When we cry we put pressure into our heads. This pressure causes a backup of tears into our eyes from our noses. We also increase our blood flow to our face and eyes, which causes an increase in the amount of tears. These two things cause our eyes to be over filled with tears. And because we have too many tears to fit into our eyes, they flow down our cheeks .
Crying is innate, we produce 10 ounces per day and 30 gallons a year. When it comes to gender, it seems more women compared to men are shedding tears. Researchers believe this is because women are biologically wired to shed more tears than men, since female tear glands are much smaller than men’s.
The lacrimal gland, located in the outer part of the upper eye, is constantly secreting a protein-rich, antibacterial liquid. This fluid goes from the outer edge of the eyeball toward the cornea and lubricates the entire eye surface every time we blink.
The crying we are all familiar with is when excess liquid overwhelms the drains of the nasal canal of the tear duct, which overflows and falls down our cheeks. Basal tears are always in our eyes to serve the purpose of lubricating, nourishing, and protecting the eyes.

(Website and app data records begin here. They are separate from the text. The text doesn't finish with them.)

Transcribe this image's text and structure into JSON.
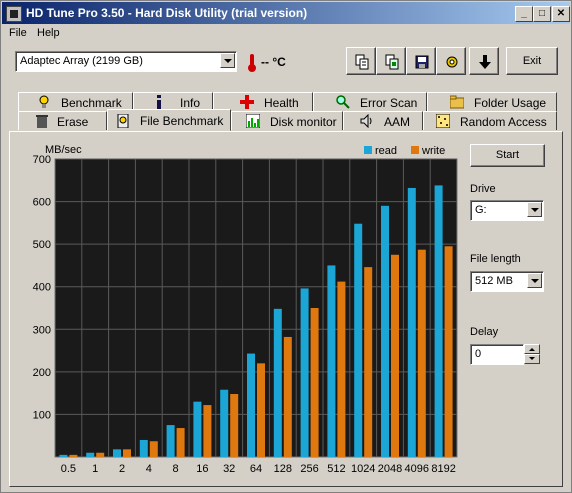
{
  "window": {
    "title": "HD Tune Pro 3.50 - Hard Disk Utility (trial version)",
    "minimize": "_",
    "maximize": "□",
    "close": "✕"
  },
  "menu": [
    "File",
    "Help"
  ],
  "toolbar": {
    "drive_select": "Adaptec Array (2199 GB)",
    "temperature": "-- °C",
    "exit_label": "Exit",
    "icons": [
      "copy-text-icon",
      "copy-image-icon",
      "save-icon",
      "options-icon",
      "download-icon"
    ]
  },
  "tabs_top": [
    "Benchmark",
    "Info",
    "Health",
    "Error Scan",
    "Folder Usage"
  ],
  "tabs_bottom": [
    "Erase",
    "File Benchmark",
    "Disk monitor",
    "AAM",
    "Random Access"
  ],
  "active_tab": "File Benchmark",
  "sidebar": {
    "start_label": "Start",
    "drive_label": "Drive",
    "drive_value": "G:",
    "file_length_label": "File length",
    "file_length_value": "512 MB",
    "delay_label": "Delay",
    "delay_value": "0"
  },
  "colors": {
    "read": "#1ba6d6",
    "write": "#e07810",
    "plot_bg": "#1a1a1a",
    "grid": "#5a5a5a"
  },
  "chart_data": {
    "type": "bar",
    "ylabel": "MB/sec",
    "ylim": [
      0,
      700
    ],
    "yticks": [
      100,
      200,
      300,
      400,
      500,
      600,
      700
    ],
    "categories": [
      "0.5",
      "1",
      "2",
      "4",
      "8",
      "16",
      "32",
      "64",
      "128",
      "256",
      "512",
      "1024",
      "2048",
      "4096",
      "8192"
    ],
    "series": [
      {
        "name": "read",
        "values": [
          5,
          10,
          18,
          40,
          75,
          130,
          158,
          243,
          348,
          396,
          450,
          548,
          590,
          632,
          638
        ]
      },
      {
        "name": "write",
        "values": [
          5,
          10,
          18,
          37,
          68,
          122,
          148,
          220,
          282,
          350,
          412,
          446,
          475,
          487,
          495
        ]
      }
    ],
    "legend": "top-right",
    "grid": true
  }
}
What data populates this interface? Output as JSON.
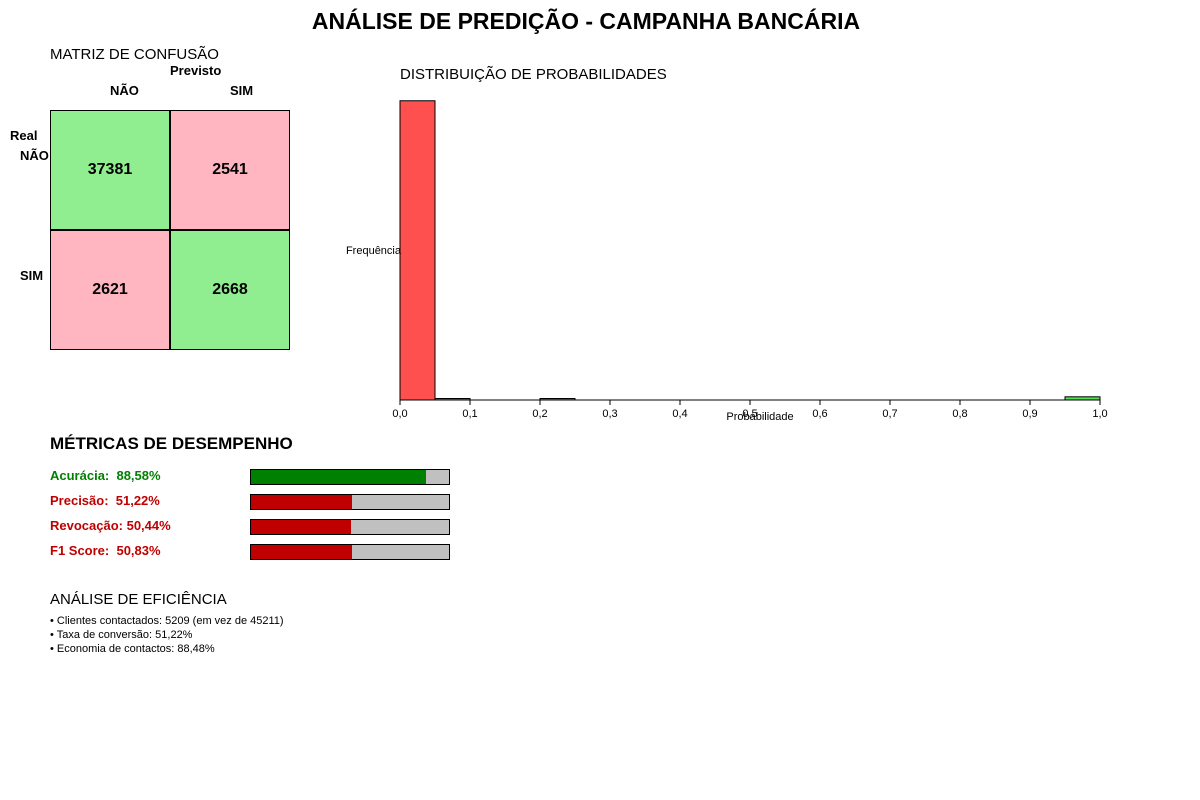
{
  "title": "ANÁLISE DE PREDIÇÃO - CAMPANHA BANCÁRIA",
  "confusion_matrix": {
    "title": "MATRIZ DE CONFUSÃO",
    "predicted_label": "Previsto",
    "real_label": "Real",
    "col_labels": [
      "NÃO",
      "SIM"
    ],
    "row_labels": [
      "NÃO",
      "SIM"
    ],
    "tn": "37381",
    "fp": "2541",
    "fn": "2621",
    "tp": "2668",
    "colors": {
      "correct": "#90ee90",
      "incorrect": "#ffb6c1"
    }
  },
  "metrics": {
    "title": "MÉTRICAS DE DESEMPENHO",
    "items": [
      {
        "label": "Acurácia:  88,58%",
        "value": 88.58,
        "color": "#008000"
      },
      {
        "label": "Precisão:  51,22%",
        "value": 51.22,
        "color": "#c00000"
      },
      {
        "label": "Revocação: 50,44%",
        "value": 50.44,
        "color": "#c00000"
      },
      {
        "label": "F1 Score:  50,83%",
        "value": 50.83,
        "color": "#c00000"
      }
    ],
    "track_color": "#c0c0c0"
  },
  "efficiency": {
    "title": "ANÁLISE DE EFICIÊNCIA",
    "lines": [
      "• Clientes contactados: 5209 (em vez de 45211)",
      "• Taxa de conversão: 51,22%",
      "• Economia de contactos: 88,48%"
    ]
  },
  "chart_data": {
    "type": "bar",
    "title": "DISTRIBUIÇÃO DE PROBABILIDADES",
    "xlabel": "Probabilidade",
    "ylabel": "Frequência",
    "xlim": [
      0,
      1
    ],
    "ylim": [
      0,
      39500
    ],
    "x_ticks": [
      "0,0",
      "0,1",
      "0,2",
      "0,3",
      "0,4",
      "0,5",
      "0,6",
      "0,7",
      "0,8",
      "0,9",
      "1,0"
    ],
    "bins": [
      {
        "start": 0.0,
        "end": 0.05,
        "value": 39400,
        "color": "#ff5050"
      },
      {
        "start": 0.05,
        "end": 0.1,
        "value": 150,
        "color": "#ff5050"
      },
      {
        "start": 0.2,
        "end": 0.25,
        "value": 130,
        "color": "#ff5050"
      },
      {
        "start": 0.95,
        "end": 1.0,
        "value": 420,
        "color": "#50e050"
      }
    ]
  }
}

The second type of tears, known as reflex tears, protect the eyes from irritants, including wind, smoke, or onions. The third type are those that are produced by emotion. Although these tears contain higher levels of stress, an endorphin and natural pain killer — they can also work by directly calming the iris down while signaling the emotional state to others.